→ **What this task involves**: Which lines of the records below contain the word "Печать"? Report each of them in full.

→ **Task data**:

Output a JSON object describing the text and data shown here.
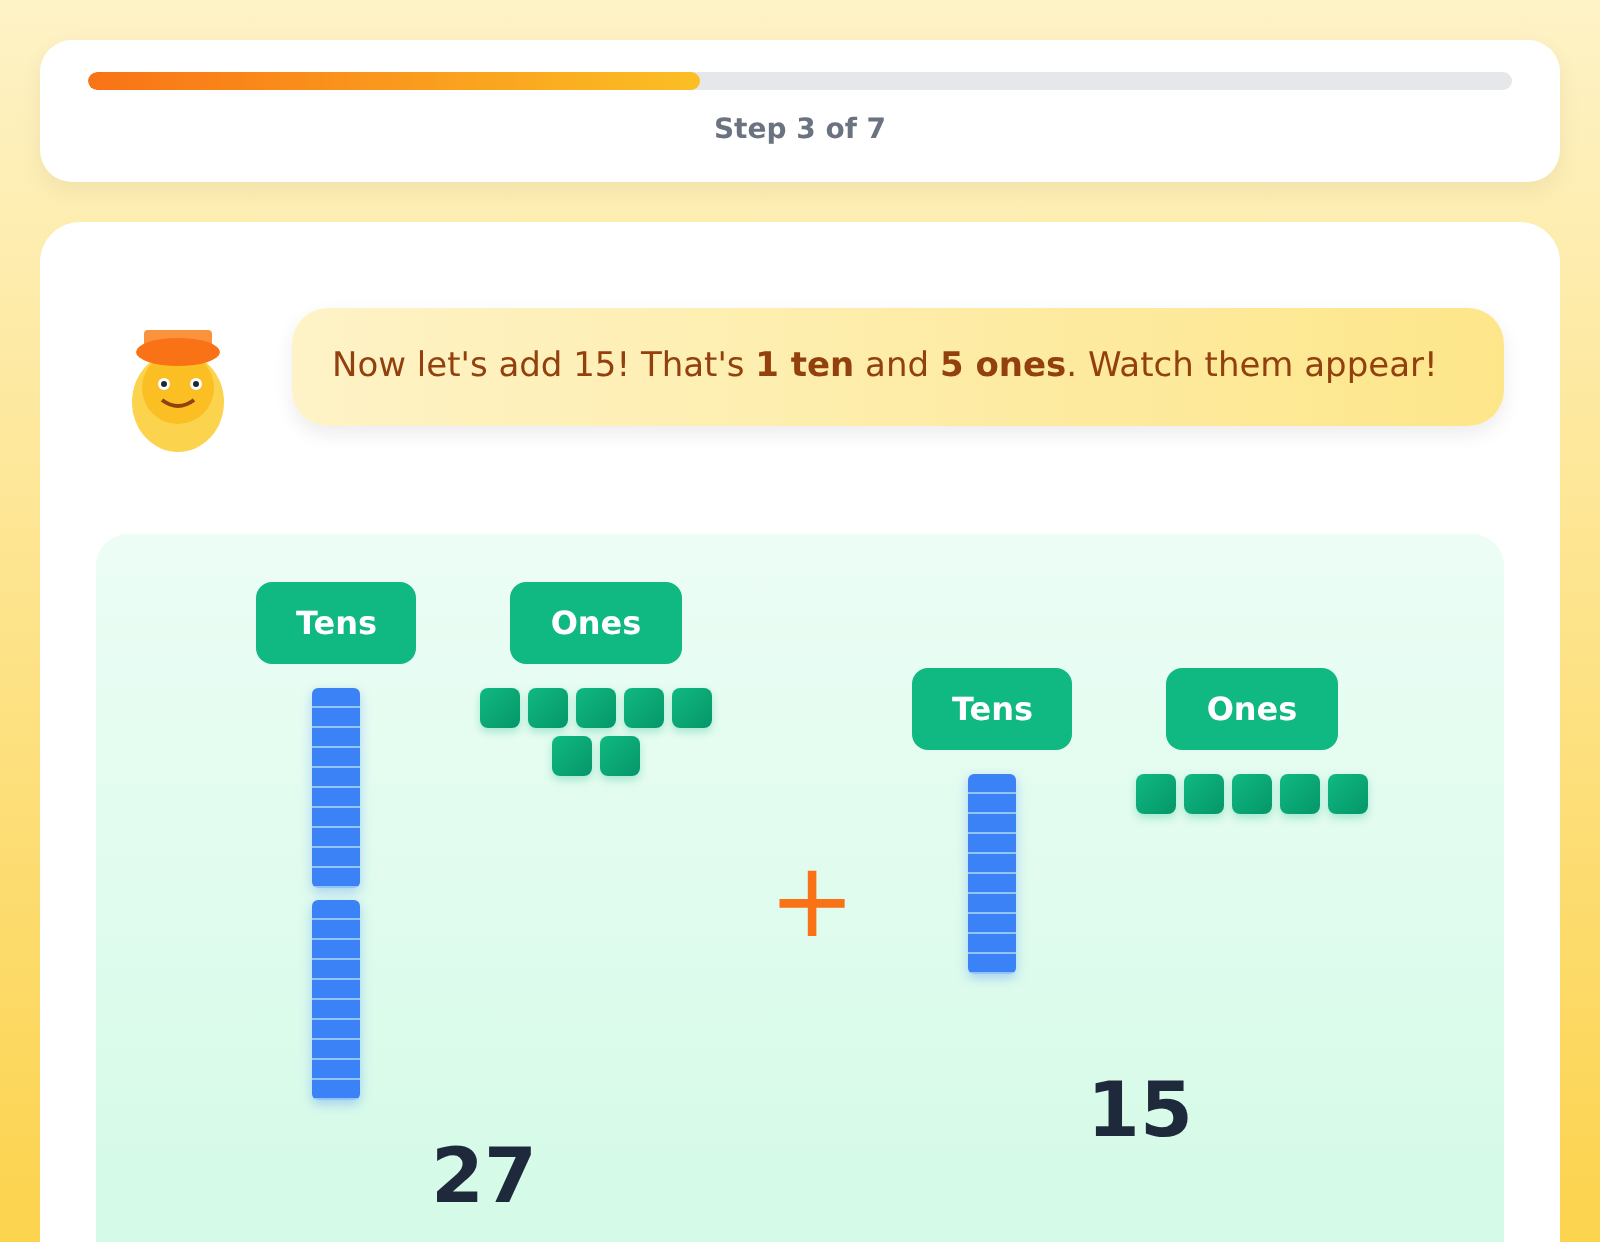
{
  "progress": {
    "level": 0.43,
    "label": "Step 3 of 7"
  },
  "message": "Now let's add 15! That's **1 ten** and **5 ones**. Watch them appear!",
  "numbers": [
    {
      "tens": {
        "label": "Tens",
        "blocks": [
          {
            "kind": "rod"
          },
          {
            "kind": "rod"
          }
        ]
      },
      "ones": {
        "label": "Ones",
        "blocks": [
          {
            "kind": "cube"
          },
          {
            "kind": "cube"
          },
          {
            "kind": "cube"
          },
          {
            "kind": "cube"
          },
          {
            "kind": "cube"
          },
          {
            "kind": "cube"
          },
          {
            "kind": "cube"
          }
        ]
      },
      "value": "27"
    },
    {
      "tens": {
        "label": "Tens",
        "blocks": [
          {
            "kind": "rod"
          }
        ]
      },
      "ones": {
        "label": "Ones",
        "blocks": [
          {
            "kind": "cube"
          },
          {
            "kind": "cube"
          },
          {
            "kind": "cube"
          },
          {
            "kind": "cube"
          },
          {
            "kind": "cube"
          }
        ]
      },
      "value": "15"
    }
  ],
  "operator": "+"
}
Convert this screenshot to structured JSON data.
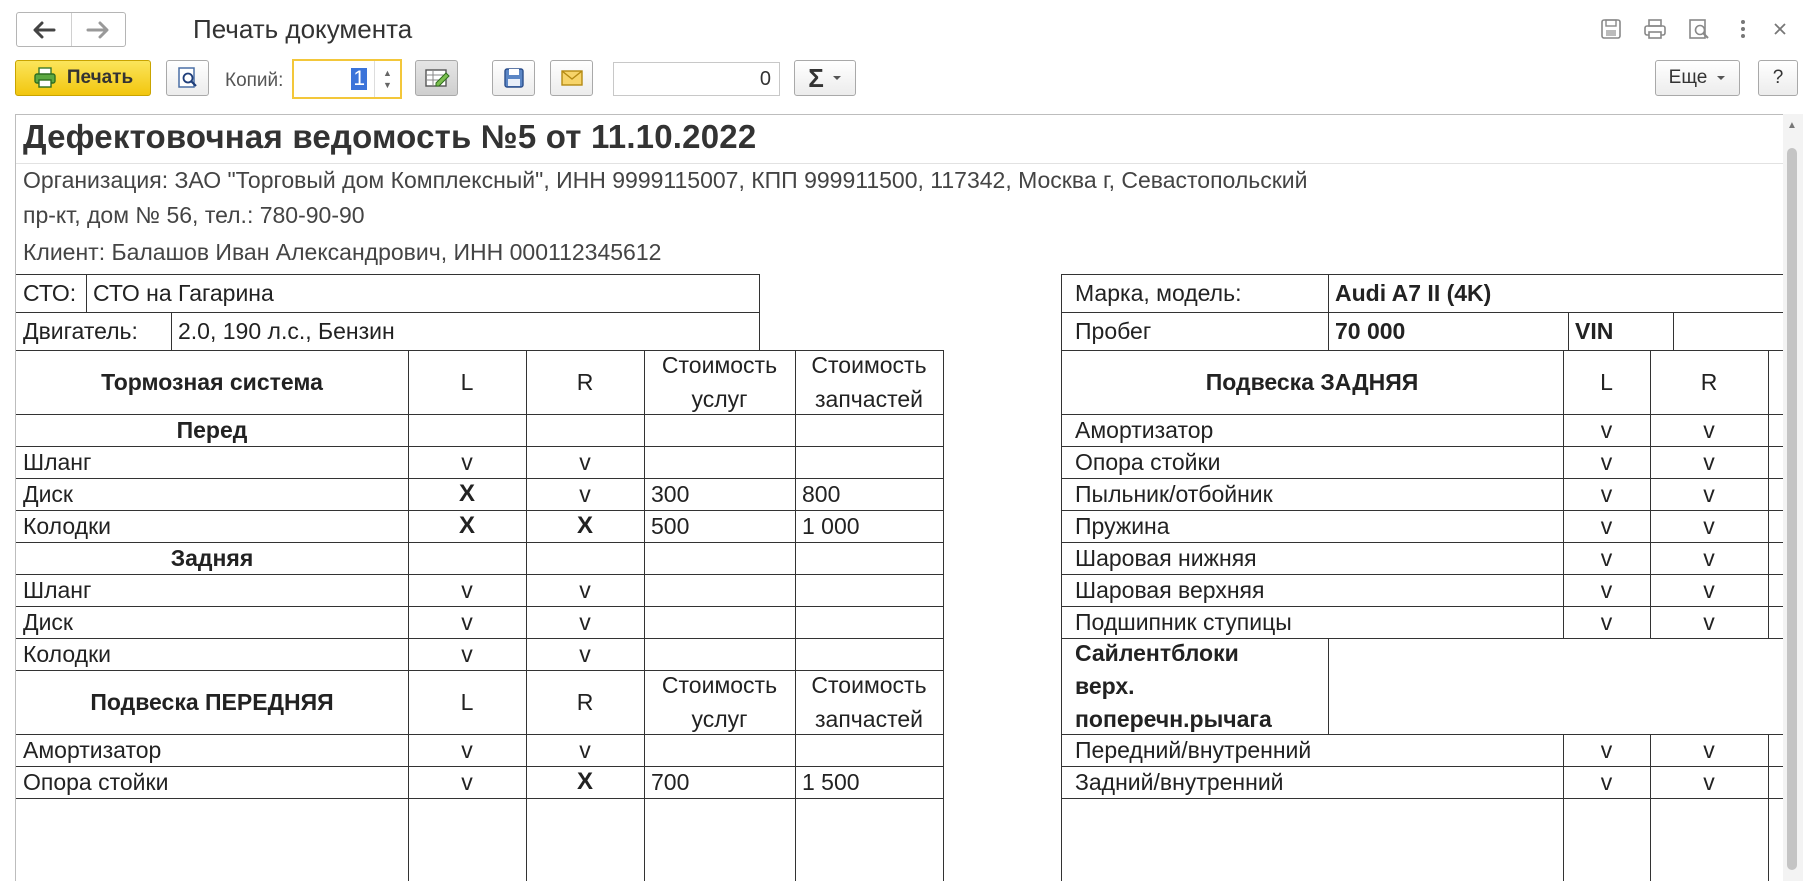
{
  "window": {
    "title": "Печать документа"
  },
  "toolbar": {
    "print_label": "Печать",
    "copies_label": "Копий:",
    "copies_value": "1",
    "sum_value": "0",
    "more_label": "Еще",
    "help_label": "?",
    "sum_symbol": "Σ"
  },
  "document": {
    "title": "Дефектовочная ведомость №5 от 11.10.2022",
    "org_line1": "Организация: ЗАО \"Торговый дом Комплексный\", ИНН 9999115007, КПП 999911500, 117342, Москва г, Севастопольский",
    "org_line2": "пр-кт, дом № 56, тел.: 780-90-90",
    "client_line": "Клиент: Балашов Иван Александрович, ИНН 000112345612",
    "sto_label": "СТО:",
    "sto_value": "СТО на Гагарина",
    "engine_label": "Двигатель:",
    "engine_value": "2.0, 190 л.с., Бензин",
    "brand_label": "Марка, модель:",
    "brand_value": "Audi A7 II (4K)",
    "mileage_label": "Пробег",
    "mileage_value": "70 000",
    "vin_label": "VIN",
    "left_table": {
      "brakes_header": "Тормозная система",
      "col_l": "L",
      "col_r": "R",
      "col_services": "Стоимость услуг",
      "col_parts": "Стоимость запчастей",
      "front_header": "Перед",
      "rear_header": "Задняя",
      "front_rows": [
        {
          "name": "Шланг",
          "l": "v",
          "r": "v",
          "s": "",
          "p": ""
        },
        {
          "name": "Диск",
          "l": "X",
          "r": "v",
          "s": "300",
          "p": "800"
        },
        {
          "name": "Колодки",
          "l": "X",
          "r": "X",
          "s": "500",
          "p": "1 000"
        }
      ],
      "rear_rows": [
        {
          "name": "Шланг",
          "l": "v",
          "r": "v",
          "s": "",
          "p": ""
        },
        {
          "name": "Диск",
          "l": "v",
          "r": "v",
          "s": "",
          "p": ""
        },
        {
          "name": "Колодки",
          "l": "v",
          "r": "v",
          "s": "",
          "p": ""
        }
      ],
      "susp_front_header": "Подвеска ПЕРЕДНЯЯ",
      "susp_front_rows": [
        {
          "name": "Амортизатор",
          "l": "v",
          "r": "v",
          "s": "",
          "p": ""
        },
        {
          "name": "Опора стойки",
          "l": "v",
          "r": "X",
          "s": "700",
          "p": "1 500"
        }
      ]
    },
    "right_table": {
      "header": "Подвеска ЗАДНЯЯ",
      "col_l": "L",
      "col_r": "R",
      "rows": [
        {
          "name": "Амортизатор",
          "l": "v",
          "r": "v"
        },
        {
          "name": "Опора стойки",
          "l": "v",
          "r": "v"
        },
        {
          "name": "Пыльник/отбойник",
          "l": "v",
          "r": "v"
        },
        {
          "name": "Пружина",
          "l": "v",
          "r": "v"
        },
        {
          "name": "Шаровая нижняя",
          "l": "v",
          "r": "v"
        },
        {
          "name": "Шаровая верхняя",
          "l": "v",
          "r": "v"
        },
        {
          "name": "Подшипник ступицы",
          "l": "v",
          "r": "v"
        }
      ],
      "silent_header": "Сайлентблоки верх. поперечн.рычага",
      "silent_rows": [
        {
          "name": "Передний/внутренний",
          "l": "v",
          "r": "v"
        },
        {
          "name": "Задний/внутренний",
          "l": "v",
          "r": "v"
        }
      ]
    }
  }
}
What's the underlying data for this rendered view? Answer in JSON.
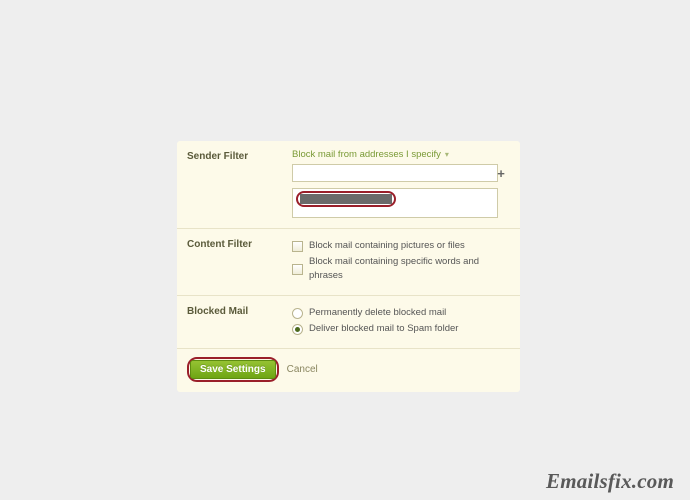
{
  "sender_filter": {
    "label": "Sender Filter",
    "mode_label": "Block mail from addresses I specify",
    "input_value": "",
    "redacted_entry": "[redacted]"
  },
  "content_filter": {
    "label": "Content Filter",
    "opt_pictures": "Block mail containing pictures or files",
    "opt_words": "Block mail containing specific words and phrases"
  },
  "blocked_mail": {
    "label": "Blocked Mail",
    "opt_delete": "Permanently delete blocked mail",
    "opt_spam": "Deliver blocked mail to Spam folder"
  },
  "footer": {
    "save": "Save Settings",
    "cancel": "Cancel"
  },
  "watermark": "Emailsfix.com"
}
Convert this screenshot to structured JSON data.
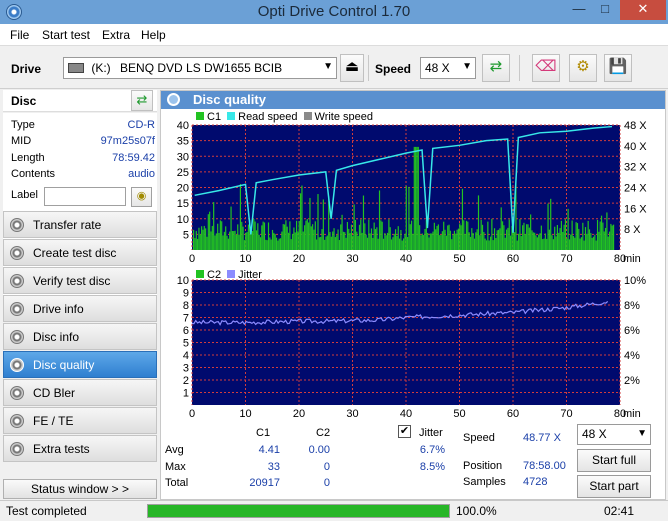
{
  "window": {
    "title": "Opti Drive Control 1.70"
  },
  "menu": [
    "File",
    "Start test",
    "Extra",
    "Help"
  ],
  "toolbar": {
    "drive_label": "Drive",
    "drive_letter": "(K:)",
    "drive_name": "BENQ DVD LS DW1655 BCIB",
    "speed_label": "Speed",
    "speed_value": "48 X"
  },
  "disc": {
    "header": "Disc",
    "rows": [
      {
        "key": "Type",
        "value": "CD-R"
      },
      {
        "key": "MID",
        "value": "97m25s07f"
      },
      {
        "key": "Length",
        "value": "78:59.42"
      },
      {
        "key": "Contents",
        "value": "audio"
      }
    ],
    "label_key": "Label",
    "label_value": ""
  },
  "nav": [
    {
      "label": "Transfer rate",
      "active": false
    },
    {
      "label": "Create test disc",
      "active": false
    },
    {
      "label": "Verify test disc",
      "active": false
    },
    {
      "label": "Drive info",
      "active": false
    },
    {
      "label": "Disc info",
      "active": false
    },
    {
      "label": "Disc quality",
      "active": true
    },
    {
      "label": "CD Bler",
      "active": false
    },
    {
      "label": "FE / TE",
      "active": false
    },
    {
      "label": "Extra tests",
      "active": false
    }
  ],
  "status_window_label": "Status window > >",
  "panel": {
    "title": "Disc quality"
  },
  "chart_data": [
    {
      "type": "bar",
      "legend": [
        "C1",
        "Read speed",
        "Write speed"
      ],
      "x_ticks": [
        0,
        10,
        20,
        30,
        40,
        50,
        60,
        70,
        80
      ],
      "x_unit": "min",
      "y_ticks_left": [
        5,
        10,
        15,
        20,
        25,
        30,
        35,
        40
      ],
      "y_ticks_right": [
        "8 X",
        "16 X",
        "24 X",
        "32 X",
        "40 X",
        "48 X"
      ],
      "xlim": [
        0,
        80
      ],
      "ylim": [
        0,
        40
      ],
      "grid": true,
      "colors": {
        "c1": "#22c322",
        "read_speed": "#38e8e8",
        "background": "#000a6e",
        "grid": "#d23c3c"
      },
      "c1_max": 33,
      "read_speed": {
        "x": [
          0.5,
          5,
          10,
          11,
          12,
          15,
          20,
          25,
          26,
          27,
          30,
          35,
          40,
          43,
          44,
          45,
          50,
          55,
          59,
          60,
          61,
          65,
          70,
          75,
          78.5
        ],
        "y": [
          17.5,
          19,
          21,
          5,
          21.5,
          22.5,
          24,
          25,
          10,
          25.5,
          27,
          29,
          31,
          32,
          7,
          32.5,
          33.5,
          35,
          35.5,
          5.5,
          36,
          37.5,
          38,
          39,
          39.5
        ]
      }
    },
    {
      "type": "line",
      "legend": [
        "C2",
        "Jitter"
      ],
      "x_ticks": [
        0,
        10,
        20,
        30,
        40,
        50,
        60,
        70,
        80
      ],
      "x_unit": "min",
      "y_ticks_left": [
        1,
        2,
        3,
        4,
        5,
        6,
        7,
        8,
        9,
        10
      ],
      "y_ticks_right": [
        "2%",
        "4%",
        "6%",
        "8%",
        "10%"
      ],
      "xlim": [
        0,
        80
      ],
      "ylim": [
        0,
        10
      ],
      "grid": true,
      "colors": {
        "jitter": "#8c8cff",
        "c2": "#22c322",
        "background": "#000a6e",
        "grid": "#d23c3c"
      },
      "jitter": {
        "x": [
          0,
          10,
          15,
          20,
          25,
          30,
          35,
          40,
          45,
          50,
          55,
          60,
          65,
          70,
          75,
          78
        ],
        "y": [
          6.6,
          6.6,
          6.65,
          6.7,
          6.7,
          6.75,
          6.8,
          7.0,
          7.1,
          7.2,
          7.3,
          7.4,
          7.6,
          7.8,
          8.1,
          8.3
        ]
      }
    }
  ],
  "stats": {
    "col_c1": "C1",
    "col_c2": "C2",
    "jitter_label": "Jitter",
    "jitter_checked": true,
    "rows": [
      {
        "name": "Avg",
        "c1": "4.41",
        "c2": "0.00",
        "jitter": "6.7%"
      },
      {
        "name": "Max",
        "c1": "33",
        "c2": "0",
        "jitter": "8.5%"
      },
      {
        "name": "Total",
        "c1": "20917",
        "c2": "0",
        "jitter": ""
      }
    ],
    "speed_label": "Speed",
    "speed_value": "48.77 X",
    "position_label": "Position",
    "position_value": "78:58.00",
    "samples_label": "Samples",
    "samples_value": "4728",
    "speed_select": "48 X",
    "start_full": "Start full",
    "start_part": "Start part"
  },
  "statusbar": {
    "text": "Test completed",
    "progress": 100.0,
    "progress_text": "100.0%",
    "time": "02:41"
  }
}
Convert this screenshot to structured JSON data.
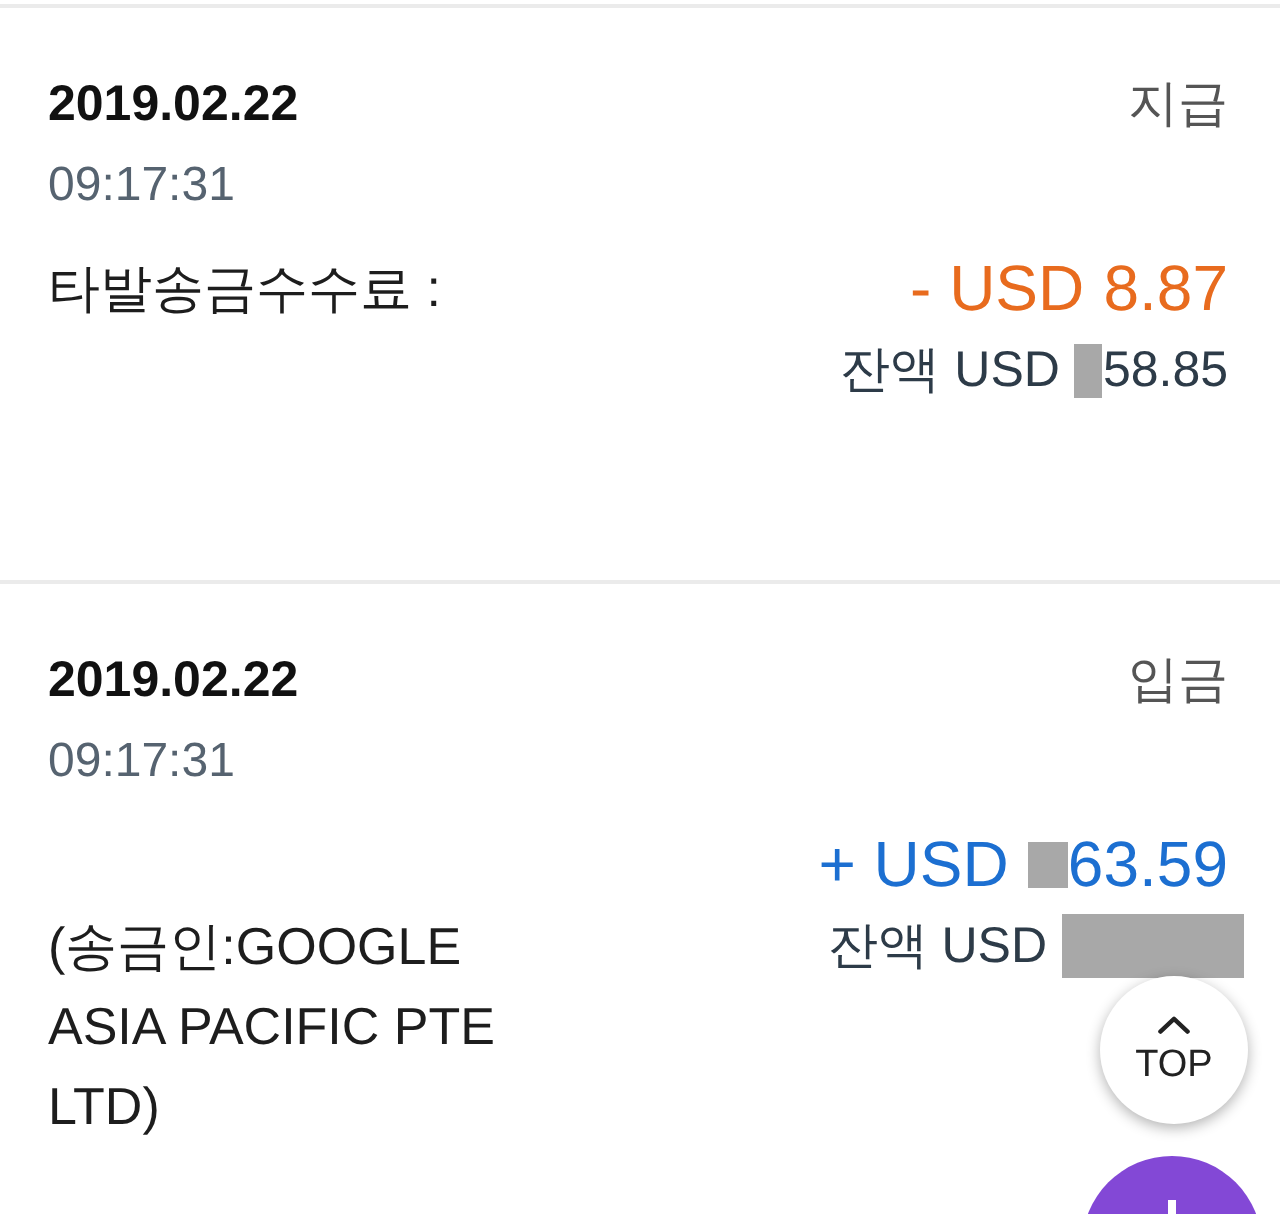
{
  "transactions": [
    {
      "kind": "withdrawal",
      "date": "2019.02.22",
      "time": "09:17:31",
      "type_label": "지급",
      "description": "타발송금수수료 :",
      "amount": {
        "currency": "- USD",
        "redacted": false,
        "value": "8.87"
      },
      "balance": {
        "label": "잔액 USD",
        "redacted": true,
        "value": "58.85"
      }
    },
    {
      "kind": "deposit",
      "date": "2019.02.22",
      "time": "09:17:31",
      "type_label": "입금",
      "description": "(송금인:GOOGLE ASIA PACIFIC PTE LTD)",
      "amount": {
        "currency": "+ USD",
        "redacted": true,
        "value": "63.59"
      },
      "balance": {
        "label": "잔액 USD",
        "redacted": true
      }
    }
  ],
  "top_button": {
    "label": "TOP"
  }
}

→ **Task result**:
    "title": "Печать документа"
    "print_label": "Печать",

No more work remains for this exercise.